Web page and app entries:

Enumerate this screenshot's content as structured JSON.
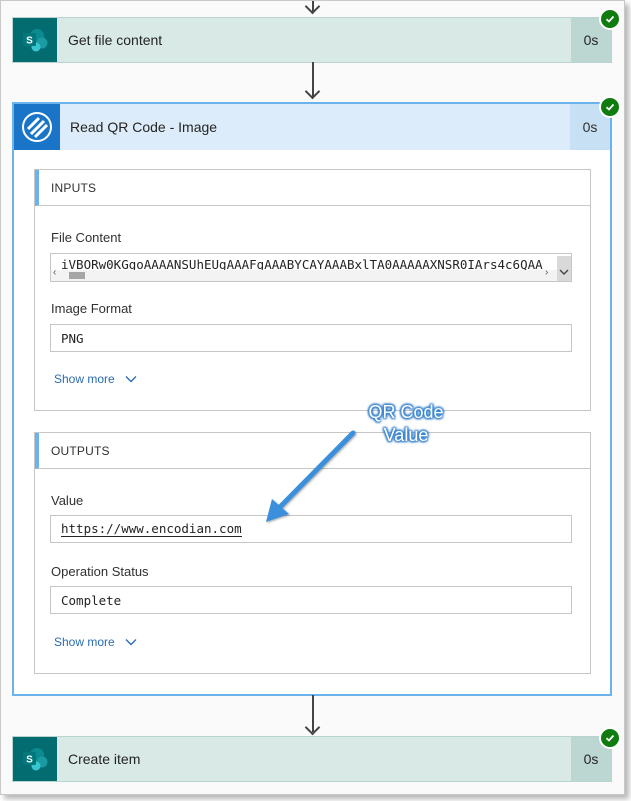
{
  "steps": {
    "get_file": {
      "title": "Get file content",
      "duration": "0s",
      "icon": "sharepoint-icon"
    },
    "read_qr": {
      "title": "Read QR Code - Image",
      "duration": "0s",
      "icon": "encodian-icon"
    },
    "create_item": {
      "title": "Create item",
      "duration": "0s",
      "icon": "sharepoint-icon"
    }
  },
  "inputs": {
    "header": "INPUTS",
    "file_content_label": "File Content",
    "file_content_value": "iVBORw0KGgoAAAANSUhEUgAAAFgAAABYCAYAAABxlTA0AAAAAXNSR0IArs4c6QAA",
    "image_format_label": "Image Format",
    "image_format_value": "PNG",
    "show_more": "Show more"
  },
  "outputs": {
    "header": "OUTPUTS",
    "value_label": "Value",
    "value_value": "https://www.encodian.com",
    "status_label": "Operation Status",
    "status_value": "Complete",
    "show_more": "Show more"
  },
  "annotation": {
    "line1": "QR Code",
    "line2": "Value"
  },
  "colors": {
    "success": "#107c10",
    "sharepoint": "#036c70",
    "encodian": "#1a75c9",
    "callout": "#3a8fdb"
  }
}
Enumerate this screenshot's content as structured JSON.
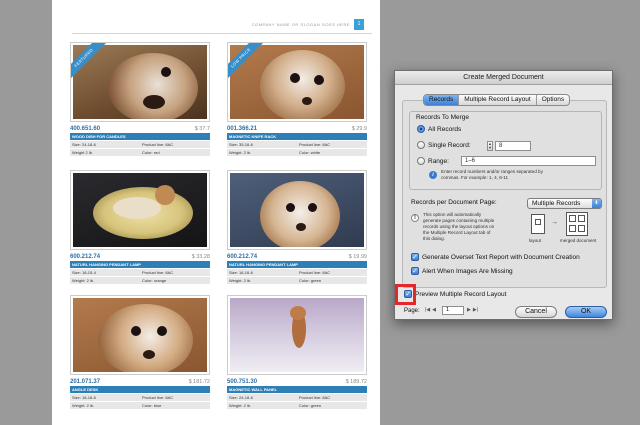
{
  "catalog": {
    "slogan": "COMPANY NAME OR SLOGAN GOES HERE",
    "page_number": "1",
    "products": [
      {
        "ribbon": "FEATURED",
        "sku": "400.651.60",
        "price": "$ 37.7",
        "title": "WOOD DISH FOR CANDLES",
        "size": "Size: 24-18-6",
        "product_line": "Product line: 8AC",
        "weight": "Weight 2 lb.",
        "color": "Color: red"
      },
      {
        "ribbon": "LOW PRICE",
        "sku": "001.366.21",
        "price": "$ 29.9",
        "title": "MAGNETIC KNIFE RACK",
        "size": "Size: 35-16-6",
        "product_line": "Product line: 8AC",
        "weight": "Weight: 2 lb.",
        "color": "Color: white"
      },
      {
        "ribbon": "",
        "sku": "600.212.74",
        "price": "$ 33.28",
        "title": "NATURL HANGING PENDANT LAMP",
        "size": "Size: 18-15-4",
        "product_line": "Product line: 8AC",
        "weight": "Weight: 2 lb.",
        "color": "Color: orange"
      },
      {
        "ribbon": "",
        "sku": "600.212.74",
        "price": "$ 19.99",
        "title": "NATURL HANGING PENDANT LAMP",
        "size": "Size: 16-16-6",
        "product_line": "Product line: 8AC",
        "weight": "Weight: 2 lb.",
        "color": "Color: green"
      },
      {
        "ribbon": "",
        "sku": "201.071.37",
        "price": "$ 181.72",
        "title": "ANGLE DESK",
        "size": "Size: 18-18-6",
        "product_line": "Product line: 8AC",
        "weight": "Weight: 2 lb.",
        "color": "Color: blue"
      },
      {
        "ribbon": "",
        "sku": "500.751.30",
        "price": "$ 189.72",
        "title": "MAGNETIC WALL PANEL",
        "size": "Size: 24-18-6",
        "product_line": "Product line: 8AC",
        "weight": "Weight: 2 lb.",
        "color": "Color: green"
      }
    ]
  },
  "dialog": {
    "title": "Create Merged Document",
    "tabs": [
      {
        "label": "Records"
      },
      {
        "label": "Multiple Record Layout"
      },
      {
        "label": "Options"
      }
    ],
    "records_group_title": "Records To Merge",
    "all_records_label": "All Records",
    "single_record_label": "Single Record:",
    "single_record_value": "8",
    "range_label": "Range:",
    "range_value": "1–6",
    "range_hint_line1": "Enter record numbers and/or ranges separated by",
    "range_hint_line2": "commas. For example: 1, 4, 6-11",
    "records_per_page_label": "Records per Document Page:",
    "records_per_page_value": "Multiple Records",
    "info_line1": "This option will automatically",
    "info_line2": "generate pages containing multiple",
    "info_line3": "records using the layout options on",
    "info_line4": "the Multiple Record Layout tab of",
    "info_line5": "this dialog.",
    "layout_caption": "layout",
    "merged_caption": "merged document",
    "overset_label": "Generate Overset Text Report with Document Creation",
    "missing_images_label": "Alert When Images Are Missing",
    "preview_label": "Preview Multiple Record Layout",
    "page_label": "Page:",
    "page_value": "1",
    "cancel_label": "Cancel",
    "ok_label": "OK"
  },
  "colors": {
    "accent": "#3e80d6",
    "highlight": "#e5262a",
    "catalog_blue": "#2e7fb5"
  }
}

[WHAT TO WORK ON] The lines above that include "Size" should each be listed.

[RESPONSE AREA]
        "size": "Size: 24-18-6",
        "size": "Size: 35-16-6",
        "size": "Size: 18-15-4",
        "size": "Size: 16-16-6",
        "size": "Size: 18-18-6",
        "size": "Size: 24-18-6",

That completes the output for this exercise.